Task statement:
Could you please return each line of the data that has the word "JSON"?

Records from a data source:
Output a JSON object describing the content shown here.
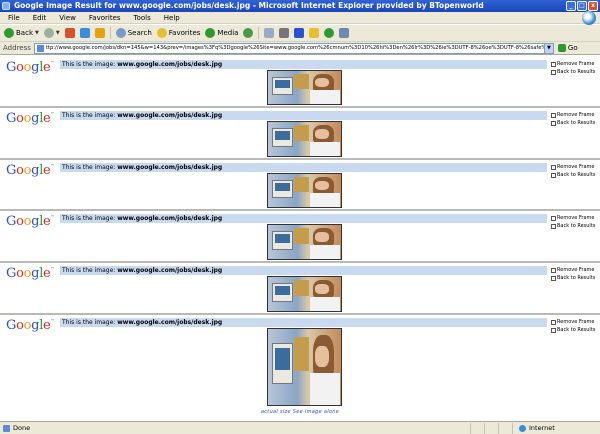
{
  "window": {
    "title": "Google Image Result for www.google.com/jobs/desk.jpg - Microsoft Internet Explorer provided by BTopenworld",
    "buttons": [
      "_",
      "□",
      "x"
    ]
  },
  "menu": [
    "File",
    "Edit",
    "View",
    "Favorites",
    "Tools",
    "Help"
  ],
  "toolbar": {
    "back": "Back",
    "search": "Search",
    "favorites": "Favorites",
    "media": "Media"
  },
  "address": {
    "label": "Address",
    "url": "ttp://www.google.com/jobs/dkn=145&w=143&prev=/images%3Fq%3Dgoogle%26Site=www.google.com%26cmnum%3D10%26hl%3Den%26lr%3D%26ie%3DUTF-8%26oe%3DUTF-8%26safe%3Doff",
    "go": "Go"
  },
  "page": {
    "logo": "Google",
    "logo_tm": "™",
    "image_prefix": "This is the image: ",
    "image_url": "www.google.com/jobs/desk.jpg",
    "remove_frame": "Remove Frame",
    "back_to_results": "Back to Results",
    "caption": "actual size   See image alone"
  },
  "status": {
    "text": "Done",
    "zone": "Internet"
  }
}
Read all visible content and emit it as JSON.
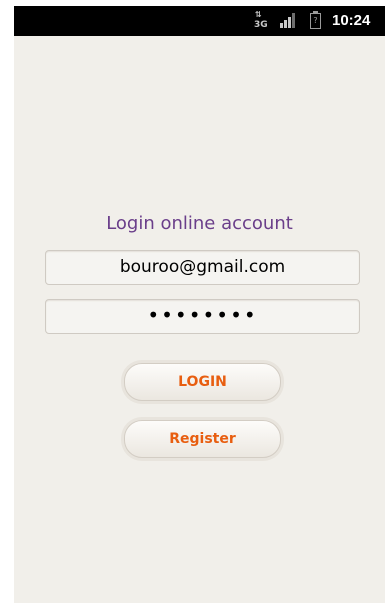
{
  "status_bar": {
    "network_arrows": "⇅",
    "network_type": "3G",
    "battery_glyph": "?",
    "time": "10:24"
  },
  "login_form": {
    "title": "Login online account",
    "email_value": "bouroo@gmail.com",
    "password_value": "••••••••",
    "login_label": "LOGIN",
    "register_label": "Register"
  },
  "colors": {
    "title": "#6a3e8a",
    "button_text": "#e85e10",
    "background": "#f1efea"
  }
}
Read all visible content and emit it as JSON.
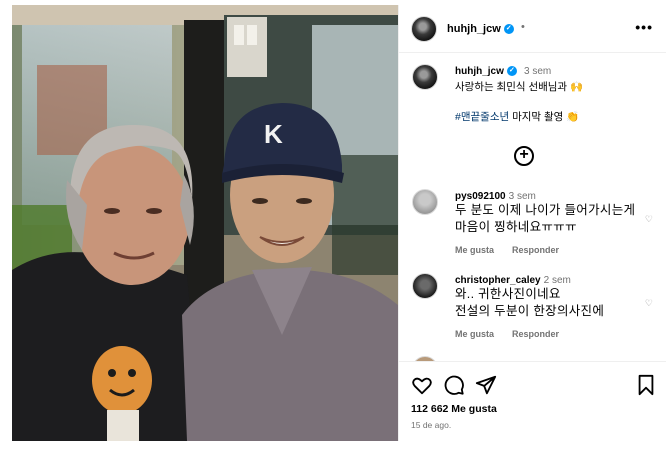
{
  "post": {
    "username": "huhjh_jcw",
    "header_separator": "•",
    "more_label": "•••",
    "photo_cap_logo": "K"
  },
  "caption": {
    "username": "huhjh_jcw",
    "time": "3 sem",
    "line1": "사랑하는 최민식 선배님과 🙌",
    "hashtag": "#맨끝줄소년",
    "line2_rest": "마지막 촬영 👏",
    "add_label": "+"
  },
  "comments": [
    {
      "username": "pys092100",
      "time": "3 sem",
      "text_line1": "두 분도 이제 나이가 들어가시는게",
      "text_line2": "마음이 찡하네요ㅠㅠㅠ",
      "like_label": "Me gusta",
      "reply_label": "Responder"
    },
    {
      "username": "christopher_caley",
      "time": "2 sem",
      "text_line1": "와.. 귀한사진이네요",
      "text_line2": "전설의 두분이 한장의사진에",
      "like_label": "Me gusta",
      "reply_label": "Responder"
    }
  ],
  "actions": {
    "likes_count": "112 662 Me gusta",
    "date": "15 de ago."
  },
  "icons": {
    "verified": "verified-badge-icon",
    "more": "more-options-icon",
    "add": "add-circle-icon",
    "like": "heart-icon",
    "comment": "comment-bubble-icon",
    "share": "paper-plane-icon",
    "save": "bookmark-icon"
  },
  "colors": {
    "verified": "#0095f6",
    "hashtag": "#00376b",
    "muted": "#737373",
    "divider": "#efefef"
  }
}
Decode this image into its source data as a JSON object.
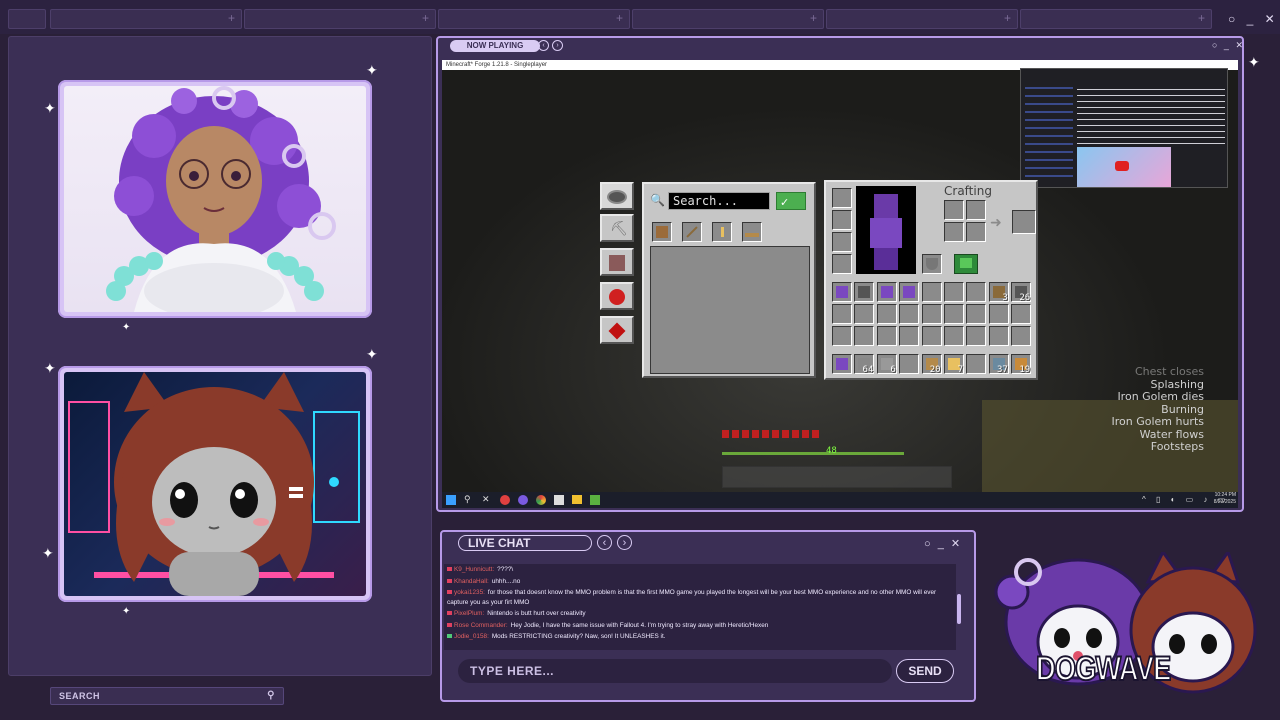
{
  "top_bar": {
    "window_controls": "○ _ ✕"
  },
  "left_panel": {
    "search_label": "SEARCH"
  },
  "now_playing": {
    "title": "NOW PLAYING",
    "prev": "‹",
    "next": "›",
    "window_controls": "○ _ ✕",
    "game_window_title": "Minecraft* Forge 1.21.8 - Singleplayer"
  },
  "game": {
    "creative_search_placeholder": "Search...",
    "crafting_label": "Crafting",
    "creative_tabs": [
      "compass",
      "tools",
      "redstone",
      "food",
      "dust"
    ],
    "hotbar_counts": [
      "64",
      "6",
      "",
      "20",
      "7",
      "",
      "37",
      "19"
    ],
    "main_counts": [
      "",
      "",
      "",
      "",
      "",
      "",
      "",
      "3",
      "26"
    ],
    "subtitles": [
      "Chest closes",
      "Splashing",
      "Iron Golem dies",
      "Burning",
      "Iron Golem hurts",
      "Water flows",
      "Footsteps"
    ],
    "hud_numbers": [
      "48"
    ],
    "taskbar_time": "10:24 PM",
    "taskbar_date": "8/23/2025"
  },
  "chat": {
    "title": "LIVE CHAT",
    "prev": "‹",
    "next": "›",
    "window_controls": "○ _ ✕",
    "messages": [
      {
        "user": "K9_Hunnicutt",
        "text": "????\\",
        "user_color": "#e06060"
      },
      {
        "user": "KhandaHall",
        "text": "uhhh....no",
        "user_color": "#e06060"
      },
      {
        "user": "yokai1235",
        "text": "for those that doesnt know the MMO problem is that the first MMO game you played the longest will be your best MMO experience and no other MMO will ever capture you as your firt MMO",
        "user_color": "#e06060"
      },
      {
        "user": "PixelPlum",
        "text": "Nintendo is butt hurt over creativity",
        "user_color": "#e06060"
      },
      {
        "user": "Rose Commander",
        "text": "Hey Jodie, I have the same issue with Fallout 4. I'm trying to stray away with Heretic/Hexen",
        "user_color": "#e06060"
      },
      {
        "user": "Jodie_0158",
        "text": "Mods RESTRICTING creativity? Naw, son! It UNLEASHES it.",
        "user_color": "#e06060"
      }
    ],
    "input_placeholder": "TYPE HERE...",
    "send_label": "SEND"
  },
  "branding": {
    "logo_text": "DOGWAVE"
  },
  "colors": {
    "accent": "#b79ae8",
    "panel": "#3b2f55",
    "background": "#2a2038"
  }
}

Problem solution:
Output a JSON object describing the content shown here.
Read all visible content and emit it as JSON.
Read all visible content and emit it as JSON.
Decode this image into its source data as a JSON object.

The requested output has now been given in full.